There has been a good deal of research exploring the concept of employee engagement and how this relates to productivity within the workforce. Bringing this language to the fore is a positive development but how can these concepts be translated into industry best practices with tangible implications? It is accepted wisdom that a more engaged workforce will also be a more productive workforce but does this knowledge alone allow a Company to take steps in the right direction? If the steps are not obvious then should a Company invest in identifying ways to make the journey?
30% of employees are actively committed to doing a good job, 50% of employees merely put their time in, and 20% act out their discontent in counterproductive ways….…. It is estimated that the 20% group alone cost the US economy around half a trillion dollars each year. Gallup’s 2013 State of the American Workplace report.
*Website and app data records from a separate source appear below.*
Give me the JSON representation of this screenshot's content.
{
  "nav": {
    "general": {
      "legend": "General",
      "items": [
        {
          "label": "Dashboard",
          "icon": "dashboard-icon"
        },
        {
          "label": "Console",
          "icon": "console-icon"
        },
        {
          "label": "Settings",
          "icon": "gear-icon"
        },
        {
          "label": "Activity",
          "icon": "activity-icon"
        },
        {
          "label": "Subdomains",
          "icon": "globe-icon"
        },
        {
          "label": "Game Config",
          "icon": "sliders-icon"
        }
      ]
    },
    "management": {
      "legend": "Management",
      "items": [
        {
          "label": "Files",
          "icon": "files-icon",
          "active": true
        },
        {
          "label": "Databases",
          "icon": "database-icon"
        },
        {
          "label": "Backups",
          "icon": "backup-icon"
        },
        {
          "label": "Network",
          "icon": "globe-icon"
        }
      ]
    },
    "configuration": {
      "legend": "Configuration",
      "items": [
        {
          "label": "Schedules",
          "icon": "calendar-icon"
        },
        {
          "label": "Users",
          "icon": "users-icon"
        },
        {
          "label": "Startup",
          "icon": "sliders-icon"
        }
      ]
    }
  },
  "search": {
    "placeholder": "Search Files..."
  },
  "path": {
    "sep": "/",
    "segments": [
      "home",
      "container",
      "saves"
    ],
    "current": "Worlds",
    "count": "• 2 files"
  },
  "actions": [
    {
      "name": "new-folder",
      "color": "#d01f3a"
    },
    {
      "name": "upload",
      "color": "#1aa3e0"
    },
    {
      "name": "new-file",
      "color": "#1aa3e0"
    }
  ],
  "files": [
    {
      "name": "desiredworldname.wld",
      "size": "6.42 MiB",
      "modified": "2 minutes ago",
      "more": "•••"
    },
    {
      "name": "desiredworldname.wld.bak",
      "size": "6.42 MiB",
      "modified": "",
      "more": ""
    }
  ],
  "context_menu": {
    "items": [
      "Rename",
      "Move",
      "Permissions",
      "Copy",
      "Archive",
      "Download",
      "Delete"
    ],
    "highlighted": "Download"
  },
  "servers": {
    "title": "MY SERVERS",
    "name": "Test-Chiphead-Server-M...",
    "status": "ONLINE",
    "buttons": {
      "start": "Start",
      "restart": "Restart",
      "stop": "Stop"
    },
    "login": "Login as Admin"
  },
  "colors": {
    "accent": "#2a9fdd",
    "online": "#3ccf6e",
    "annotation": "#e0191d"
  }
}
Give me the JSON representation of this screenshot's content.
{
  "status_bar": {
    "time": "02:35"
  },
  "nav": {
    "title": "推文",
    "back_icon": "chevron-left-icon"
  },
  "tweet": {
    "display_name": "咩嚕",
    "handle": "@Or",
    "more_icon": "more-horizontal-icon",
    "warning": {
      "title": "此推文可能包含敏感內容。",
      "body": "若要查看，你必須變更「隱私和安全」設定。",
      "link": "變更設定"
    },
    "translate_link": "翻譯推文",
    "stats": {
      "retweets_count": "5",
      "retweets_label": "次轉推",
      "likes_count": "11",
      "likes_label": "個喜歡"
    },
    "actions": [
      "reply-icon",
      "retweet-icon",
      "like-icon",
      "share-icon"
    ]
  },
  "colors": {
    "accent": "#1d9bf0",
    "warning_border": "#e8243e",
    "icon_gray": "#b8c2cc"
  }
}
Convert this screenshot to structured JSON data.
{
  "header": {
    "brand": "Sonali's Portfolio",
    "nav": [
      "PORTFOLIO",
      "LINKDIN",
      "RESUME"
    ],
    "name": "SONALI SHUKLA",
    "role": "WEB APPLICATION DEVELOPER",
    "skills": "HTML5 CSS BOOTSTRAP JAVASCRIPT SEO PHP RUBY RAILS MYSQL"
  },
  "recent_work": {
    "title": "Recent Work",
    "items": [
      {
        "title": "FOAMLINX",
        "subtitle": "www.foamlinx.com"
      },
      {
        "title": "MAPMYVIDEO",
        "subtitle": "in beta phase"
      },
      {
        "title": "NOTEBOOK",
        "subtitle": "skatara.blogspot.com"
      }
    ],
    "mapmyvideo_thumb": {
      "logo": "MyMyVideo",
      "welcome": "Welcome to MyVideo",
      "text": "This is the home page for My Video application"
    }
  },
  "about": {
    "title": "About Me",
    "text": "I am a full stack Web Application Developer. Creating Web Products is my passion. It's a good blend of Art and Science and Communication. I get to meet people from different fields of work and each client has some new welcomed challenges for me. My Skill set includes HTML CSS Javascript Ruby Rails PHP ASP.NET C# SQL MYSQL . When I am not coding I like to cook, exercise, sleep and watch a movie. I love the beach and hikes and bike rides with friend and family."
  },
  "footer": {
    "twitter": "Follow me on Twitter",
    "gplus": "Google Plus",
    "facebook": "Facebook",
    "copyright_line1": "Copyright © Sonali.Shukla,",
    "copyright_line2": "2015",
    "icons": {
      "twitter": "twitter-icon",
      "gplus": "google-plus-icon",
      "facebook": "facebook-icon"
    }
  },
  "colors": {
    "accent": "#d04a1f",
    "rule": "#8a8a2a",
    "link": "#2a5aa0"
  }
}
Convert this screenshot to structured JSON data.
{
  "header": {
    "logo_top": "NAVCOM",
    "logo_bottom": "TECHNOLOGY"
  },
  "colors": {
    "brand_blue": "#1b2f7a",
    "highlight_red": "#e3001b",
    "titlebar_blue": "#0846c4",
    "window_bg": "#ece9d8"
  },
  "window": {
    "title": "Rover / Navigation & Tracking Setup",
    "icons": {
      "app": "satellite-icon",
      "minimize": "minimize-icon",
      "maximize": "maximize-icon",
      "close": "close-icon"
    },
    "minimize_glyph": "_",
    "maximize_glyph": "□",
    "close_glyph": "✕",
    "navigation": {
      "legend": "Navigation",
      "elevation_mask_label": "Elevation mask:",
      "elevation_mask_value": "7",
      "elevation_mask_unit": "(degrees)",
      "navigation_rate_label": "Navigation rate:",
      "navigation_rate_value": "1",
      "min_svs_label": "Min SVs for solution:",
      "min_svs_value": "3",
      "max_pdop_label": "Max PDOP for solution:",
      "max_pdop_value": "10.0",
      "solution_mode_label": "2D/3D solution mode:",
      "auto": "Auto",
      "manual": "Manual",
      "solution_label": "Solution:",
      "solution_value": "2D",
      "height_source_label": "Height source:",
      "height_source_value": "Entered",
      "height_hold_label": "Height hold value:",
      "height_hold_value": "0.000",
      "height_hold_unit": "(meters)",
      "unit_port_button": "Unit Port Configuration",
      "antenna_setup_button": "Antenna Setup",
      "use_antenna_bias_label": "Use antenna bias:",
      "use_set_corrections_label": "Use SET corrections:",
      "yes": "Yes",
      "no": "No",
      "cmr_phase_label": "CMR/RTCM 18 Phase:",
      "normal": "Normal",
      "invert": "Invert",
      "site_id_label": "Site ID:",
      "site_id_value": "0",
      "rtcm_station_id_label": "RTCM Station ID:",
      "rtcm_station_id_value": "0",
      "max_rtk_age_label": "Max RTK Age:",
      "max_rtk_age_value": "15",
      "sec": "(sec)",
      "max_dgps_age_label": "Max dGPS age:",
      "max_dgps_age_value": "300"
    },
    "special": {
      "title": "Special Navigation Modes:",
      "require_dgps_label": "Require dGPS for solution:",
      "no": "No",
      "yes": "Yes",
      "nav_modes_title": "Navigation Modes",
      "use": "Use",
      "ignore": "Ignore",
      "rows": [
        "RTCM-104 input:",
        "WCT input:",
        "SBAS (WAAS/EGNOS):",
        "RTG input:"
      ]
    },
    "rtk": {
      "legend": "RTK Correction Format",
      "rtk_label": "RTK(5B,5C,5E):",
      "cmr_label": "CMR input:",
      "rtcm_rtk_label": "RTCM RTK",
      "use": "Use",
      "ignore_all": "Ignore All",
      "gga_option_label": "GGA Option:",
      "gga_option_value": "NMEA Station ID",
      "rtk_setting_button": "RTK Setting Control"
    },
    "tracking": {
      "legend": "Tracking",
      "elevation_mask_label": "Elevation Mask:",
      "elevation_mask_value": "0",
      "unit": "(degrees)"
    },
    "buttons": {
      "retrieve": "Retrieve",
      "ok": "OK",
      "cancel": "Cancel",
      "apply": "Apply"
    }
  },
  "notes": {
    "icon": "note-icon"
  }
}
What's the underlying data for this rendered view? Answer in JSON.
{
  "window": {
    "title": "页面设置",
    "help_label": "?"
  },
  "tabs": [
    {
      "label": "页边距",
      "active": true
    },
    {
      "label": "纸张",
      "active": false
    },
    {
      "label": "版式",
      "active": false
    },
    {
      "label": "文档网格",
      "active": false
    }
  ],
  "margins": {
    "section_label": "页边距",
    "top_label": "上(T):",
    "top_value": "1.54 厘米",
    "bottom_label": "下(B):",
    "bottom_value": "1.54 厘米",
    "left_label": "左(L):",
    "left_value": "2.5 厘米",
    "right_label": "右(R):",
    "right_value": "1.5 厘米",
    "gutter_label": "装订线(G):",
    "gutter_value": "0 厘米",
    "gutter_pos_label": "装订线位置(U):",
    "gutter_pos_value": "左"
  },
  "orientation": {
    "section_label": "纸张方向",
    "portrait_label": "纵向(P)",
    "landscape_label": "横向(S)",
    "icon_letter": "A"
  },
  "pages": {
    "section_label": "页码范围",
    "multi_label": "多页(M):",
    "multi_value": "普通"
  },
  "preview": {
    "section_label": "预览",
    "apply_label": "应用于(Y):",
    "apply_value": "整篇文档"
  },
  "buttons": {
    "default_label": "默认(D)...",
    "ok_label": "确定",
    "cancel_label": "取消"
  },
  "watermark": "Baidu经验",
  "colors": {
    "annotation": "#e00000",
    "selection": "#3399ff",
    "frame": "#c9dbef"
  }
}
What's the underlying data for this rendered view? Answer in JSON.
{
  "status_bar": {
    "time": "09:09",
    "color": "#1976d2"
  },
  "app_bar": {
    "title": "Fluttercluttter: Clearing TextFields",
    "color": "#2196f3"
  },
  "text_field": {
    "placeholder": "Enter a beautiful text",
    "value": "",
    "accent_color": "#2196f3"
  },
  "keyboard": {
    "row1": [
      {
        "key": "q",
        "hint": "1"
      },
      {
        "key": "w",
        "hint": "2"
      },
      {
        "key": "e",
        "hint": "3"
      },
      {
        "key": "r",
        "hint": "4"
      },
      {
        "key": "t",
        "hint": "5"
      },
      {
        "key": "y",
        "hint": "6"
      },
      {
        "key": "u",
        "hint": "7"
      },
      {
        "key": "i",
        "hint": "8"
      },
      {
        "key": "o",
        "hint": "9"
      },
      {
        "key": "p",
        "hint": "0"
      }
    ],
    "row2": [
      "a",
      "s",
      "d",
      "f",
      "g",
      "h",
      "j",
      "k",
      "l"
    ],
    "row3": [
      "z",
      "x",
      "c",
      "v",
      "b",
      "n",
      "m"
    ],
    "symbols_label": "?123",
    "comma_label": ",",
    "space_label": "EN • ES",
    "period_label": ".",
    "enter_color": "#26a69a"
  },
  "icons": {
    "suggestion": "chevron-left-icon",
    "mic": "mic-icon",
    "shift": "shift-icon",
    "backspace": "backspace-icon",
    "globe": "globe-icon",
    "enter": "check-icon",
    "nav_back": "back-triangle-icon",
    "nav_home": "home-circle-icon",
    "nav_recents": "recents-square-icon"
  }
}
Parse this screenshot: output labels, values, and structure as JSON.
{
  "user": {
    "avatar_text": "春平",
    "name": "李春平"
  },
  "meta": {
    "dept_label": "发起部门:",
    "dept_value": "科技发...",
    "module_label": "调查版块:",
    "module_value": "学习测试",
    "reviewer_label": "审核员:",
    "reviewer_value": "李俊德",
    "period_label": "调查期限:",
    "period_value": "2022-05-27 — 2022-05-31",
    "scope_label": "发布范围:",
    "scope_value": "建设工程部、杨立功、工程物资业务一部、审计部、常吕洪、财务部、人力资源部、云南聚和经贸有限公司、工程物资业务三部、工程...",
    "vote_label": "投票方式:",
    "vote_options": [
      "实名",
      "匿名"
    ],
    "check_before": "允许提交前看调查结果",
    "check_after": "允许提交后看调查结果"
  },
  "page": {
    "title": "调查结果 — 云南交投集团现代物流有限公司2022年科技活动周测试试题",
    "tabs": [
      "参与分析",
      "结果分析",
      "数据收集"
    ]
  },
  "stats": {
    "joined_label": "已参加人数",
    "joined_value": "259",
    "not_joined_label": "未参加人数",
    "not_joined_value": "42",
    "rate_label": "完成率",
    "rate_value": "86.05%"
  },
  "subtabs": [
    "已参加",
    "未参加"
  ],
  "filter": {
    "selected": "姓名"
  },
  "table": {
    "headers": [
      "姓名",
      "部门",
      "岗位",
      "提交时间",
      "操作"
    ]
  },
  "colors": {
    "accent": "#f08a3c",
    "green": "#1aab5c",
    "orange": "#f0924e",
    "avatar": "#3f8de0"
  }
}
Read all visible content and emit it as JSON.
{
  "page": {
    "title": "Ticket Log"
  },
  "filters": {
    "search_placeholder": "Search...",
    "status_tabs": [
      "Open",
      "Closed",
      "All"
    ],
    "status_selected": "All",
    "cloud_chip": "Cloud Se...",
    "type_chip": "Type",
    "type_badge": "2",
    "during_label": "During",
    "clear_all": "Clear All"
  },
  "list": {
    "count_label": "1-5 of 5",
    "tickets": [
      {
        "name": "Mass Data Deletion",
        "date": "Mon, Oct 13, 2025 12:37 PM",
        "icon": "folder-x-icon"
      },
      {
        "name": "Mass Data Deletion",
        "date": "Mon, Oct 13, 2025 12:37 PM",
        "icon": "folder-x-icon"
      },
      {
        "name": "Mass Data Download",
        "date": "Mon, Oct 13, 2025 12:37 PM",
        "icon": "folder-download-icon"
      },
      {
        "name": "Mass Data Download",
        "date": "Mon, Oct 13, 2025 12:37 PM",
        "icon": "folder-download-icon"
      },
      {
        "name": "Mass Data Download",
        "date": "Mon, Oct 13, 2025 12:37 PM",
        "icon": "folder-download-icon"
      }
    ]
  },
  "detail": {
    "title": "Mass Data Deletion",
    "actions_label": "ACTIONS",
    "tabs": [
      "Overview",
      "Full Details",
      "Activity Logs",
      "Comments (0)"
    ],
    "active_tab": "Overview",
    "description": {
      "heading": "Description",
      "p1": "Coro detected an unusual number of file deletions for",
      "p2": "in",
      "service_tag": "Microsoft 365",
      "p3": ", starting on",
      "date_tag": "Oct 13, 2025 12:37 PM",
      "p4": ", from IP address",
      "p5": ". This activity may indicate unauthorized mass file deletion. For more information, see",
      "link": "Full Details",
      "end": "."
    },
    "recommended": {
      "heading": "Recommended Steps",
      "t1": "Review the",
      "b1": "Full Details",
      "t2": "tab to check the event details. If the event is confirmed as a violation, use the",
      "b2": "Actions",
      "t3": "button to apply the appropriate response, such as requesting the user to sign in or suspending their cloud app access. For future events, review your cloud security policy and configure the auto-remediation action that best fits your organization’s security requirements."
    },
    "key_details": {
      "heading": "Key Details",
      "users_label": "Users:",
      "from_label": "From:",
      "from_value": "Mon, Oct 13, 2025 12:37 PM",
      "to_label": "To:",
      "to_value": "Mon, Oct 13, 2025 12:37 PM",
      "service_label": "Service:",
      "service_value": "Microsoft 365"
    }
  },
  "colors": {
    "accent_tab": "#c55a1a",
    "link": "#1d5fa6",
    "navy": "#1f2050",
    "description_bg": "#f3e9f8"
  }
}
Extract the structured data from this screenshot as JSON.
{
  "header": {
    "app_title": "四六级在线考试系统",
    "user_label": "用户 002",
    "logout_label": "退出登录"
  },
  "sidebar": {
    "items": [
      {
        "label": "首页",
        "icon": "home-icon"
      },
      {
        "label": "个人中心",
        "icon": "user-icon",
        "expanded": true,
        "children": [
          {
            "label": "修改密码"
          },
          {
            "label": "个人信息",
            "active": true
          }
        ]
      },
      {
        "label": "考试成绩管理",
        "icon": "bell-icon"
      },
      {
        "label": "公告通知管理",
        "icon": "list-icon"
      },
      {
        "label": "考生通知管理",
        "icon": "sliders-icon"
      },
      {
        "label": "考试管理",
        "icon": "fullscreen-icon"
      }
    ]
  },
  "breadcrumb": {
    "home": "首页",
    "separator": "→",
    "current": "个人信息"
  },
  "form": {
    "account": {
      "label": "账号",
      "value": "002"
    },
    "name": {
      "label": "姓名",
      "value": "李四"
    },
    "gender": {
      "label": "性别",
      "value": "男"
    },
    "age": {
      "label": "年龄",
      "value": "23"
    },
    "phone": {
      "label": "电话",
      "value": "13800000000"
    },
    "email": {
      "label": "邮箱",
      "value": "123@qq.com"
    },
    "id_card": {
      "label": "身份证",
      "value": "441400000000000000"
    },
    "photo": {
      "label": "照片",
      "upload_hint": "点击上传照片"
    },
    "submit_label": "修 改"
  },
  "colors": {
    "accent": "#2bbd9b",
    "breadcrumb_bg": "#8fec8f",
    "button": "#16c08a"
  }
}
There will be variances in the figures but I imagine the experience in Australia will be similar to that captured in the Gallup study. There are a number of implications from these findings but one of the clear message is that it is critical for a successful business to harness the productivity of their engaged workforce while minimising the damage from those disengaged. Disengagement is also usually contagious and if you are a business leader and a problem started bubbling away in your organisation, then ask yourself – would I be in a position to know that this was happening?
A recent Australia Talent Trends study by Linkedin found that 45% of active candidates in Australia claim to be satisfied in their current roles. This suggests that it is no longer enough for a Company to ensure that their employees are satisfied in their current roles in order to ensure that they stay with the business. The barriers to exit are now just a click away – the door is open and the grass on the other side can often look greener. Does this mean more Company barbies, introducing a 9-day fortnight or paying out bigger bonuses – maybe, but probably not. It will more likely revolve around questions of challenging work, better opportunities for advancement, better working environment and better support/mentoring from management.
The Linkedin study also found that 87% of employees say that they have been actively managing their career over the last 30 days. They go on to explain that an actively managed career will include engaging in professional networking, editing resumes, being contacted by recruiters, applying for positions and applying/interviewing for new positions within their current organisation. Interestingly, and I imagine worryingly for a number of business leaders, the lowest scoring activities where those which related to applying for new roles with the current employer.
If you are a business leader and have recently lost a high performing staff member who from all accounts was satisfied in their current role then ask yourself – did I do enough to prevent this happening? At Optimum Consulting, we help our Clients to achieve a sustainable competitive advantage through attracting, engaging, retaining and developing a productive and adaptive workforce. We go about achieving this through a number of approaches which are tailored to the unique landscape and requirements of our Clients. Every journey starts with one step, take your first step with a call to one of our Consultants.
Cristo Mastoroudes – Senior Consultant